═══ Input for this task ═══
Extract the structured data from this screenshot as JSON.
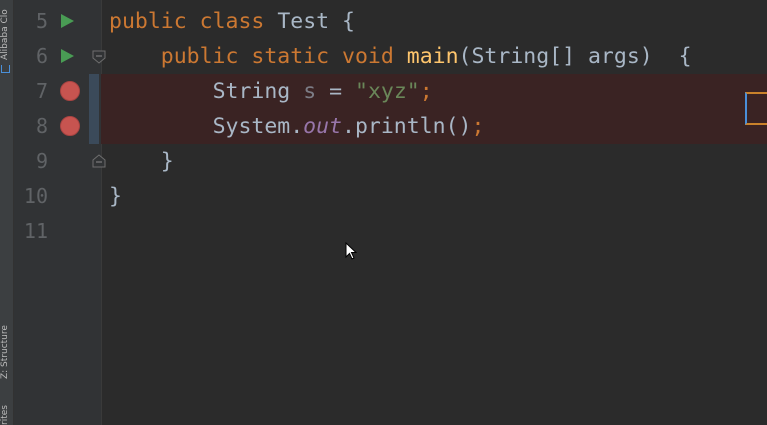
{
  "side_tabs": {
    "alibaba": "Alibaba Clo",
    "structure": "Z: Structure",
    "favorites": "rites"
  },
  "lines": [
    {
      "number": "5",
      "gutter": "run"
    },
    {
      "number": "6",
      "gutter": "run"
    },
    {
      "number": "7",
      "gutter": "breakpoint"
    },
    {
      "number": "8",
      "gutter": "breakpoint"
    },
    {
      "number": "9",
      "gutter": ""
    },
    {
      "number": "10",
      "gutter": ""
    },
    {
      "number": "11",
      "gutter": ""
    }
  ],
  "code": {
    "line5": {
      "kw1": "public",
      "kw2": "class",
      "name": "Test",
      "brace": "{"
    },
    "line6": {
      "kw1": "public",
      "kw2": "static",
      "kw3": "void",
      "method": "main",
      "params": "(String[] args)",
      "brace": "{"
    },
    "line7": {
      "type": "String",
      "var": "s",
      "eq": "=",
      "string": "\"xyz\"",
      "semi": ";"
    },
    "line8": {
      "obj": "System.",
      "field": "out",
      "call": ".println()",
      "semi": ";"
    },
    "line9": {
      "brace": "}"
    },
    "line10": {
      "brace": "}"
    }
  },
  "colors": {
    "background": "#2b2b2b",
    "keyword": "#cc7832",
    "method": "#ffc66d",
    "string": "#6a8759",
    "field": "#9876aa",
    "breakpoint": "#c75450",
    "run": "#499c54",
    "breakpoint_line": "#3a2323"
  }
}
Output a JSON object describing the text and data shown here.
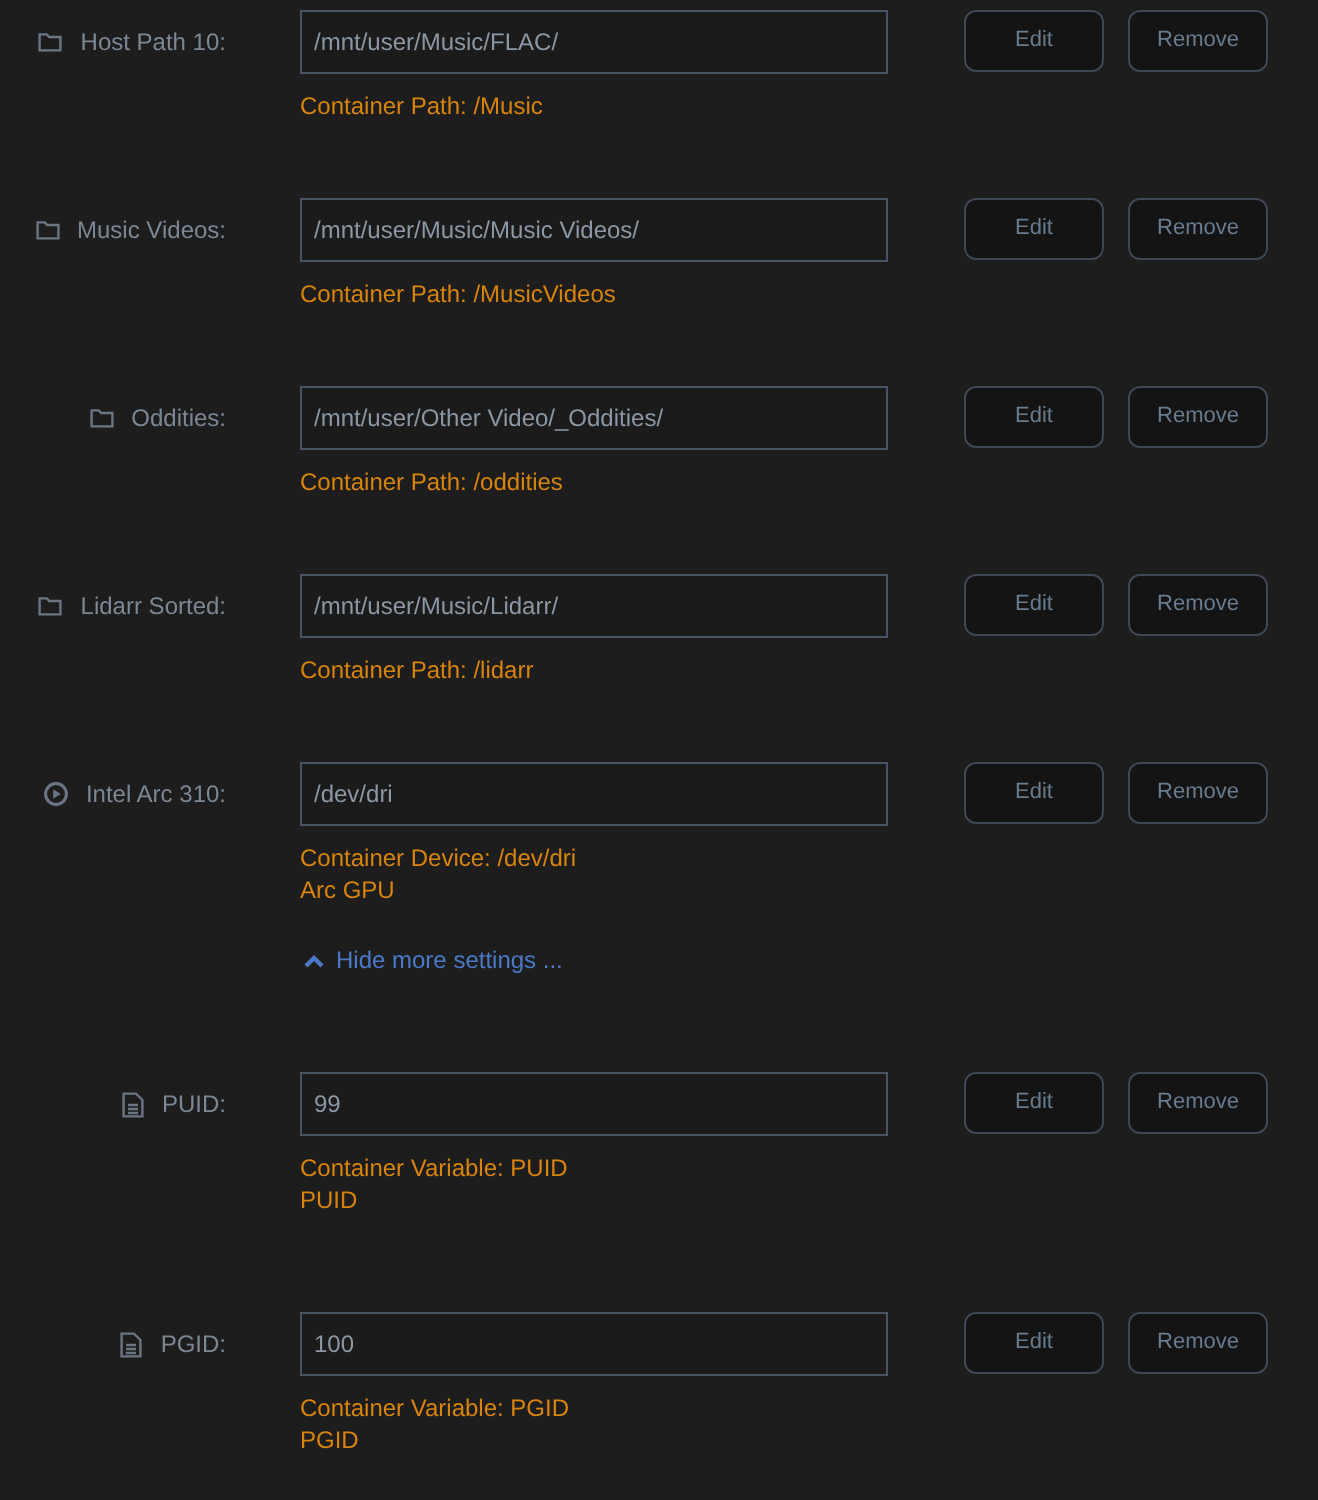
{
  "items": [
    {
      "kind": "path",
      "label": "Host Path 10:",
      "value": "/mnt/user/Music/FLAC/",
      "notes": [
        "Container Path: /Music"
      ],
      "buttons": [
        "Edit",
        "Remove"
      ]
    },
    {
      "kind": "path",
      "label": "Music Videos:",
      "value": "/mnt/user/Music/Music Videos/",
      "notes": [
        "Container Path: /MusicVideos"
      ],
      "buttons": [
        "Edit",
        "Remove"
      ]
    },
    {
      "kind": "path",
      "label": "Oddities:",
      "value": "/mnt/user/Other Video/_Oddities/",
      "notes": [
        "Container Path: /oddities"
      ],
      "buttons": [
        "Edit",
        "Remove"
      ]
    },
    {
      "kind": "path",
      "label": "Lidarr Sorted:",
      "value": "/mnt/user/Music/Lidarr/",
      "notes": [
        "Container Path: /lidarr"
      ],
      "buttons": [
        "Edit",
        "Remove"
      ]
    },
    {
      "kind": "device",
      "label": "Intel Arc 310:",
      "value": "/dev/dri",
      "notes": [
        "Container Device: /dev/dri",
        "Arc GPU"
      ],
      "buttons": [
        "Edit",
        "Remove"
      ]
    },
    {
      "kind": "toggle",
      "label": "Hide more settings ...",
      "expanded": true
    },
    {
      "kind": "variable",
      "label": "PUID:",
      "value": "99",
      "notes": [
        "Container Variable: PUID",
        "PUID"
      ],
      "buttons": [
        "Edit",
        "Remove"
      ]
    },
    {
      "kind": "variable",
      "label": "PGID:",
      "value": "100",
      "notes": [
        "Container Variable: PGID",
        "PGID"
      ],
      "buttons": [
        "Edit",
        "Remove"
      ]
    }
  ]
}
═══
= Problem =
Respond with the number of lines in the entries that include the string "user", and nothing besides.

= The completed task =
4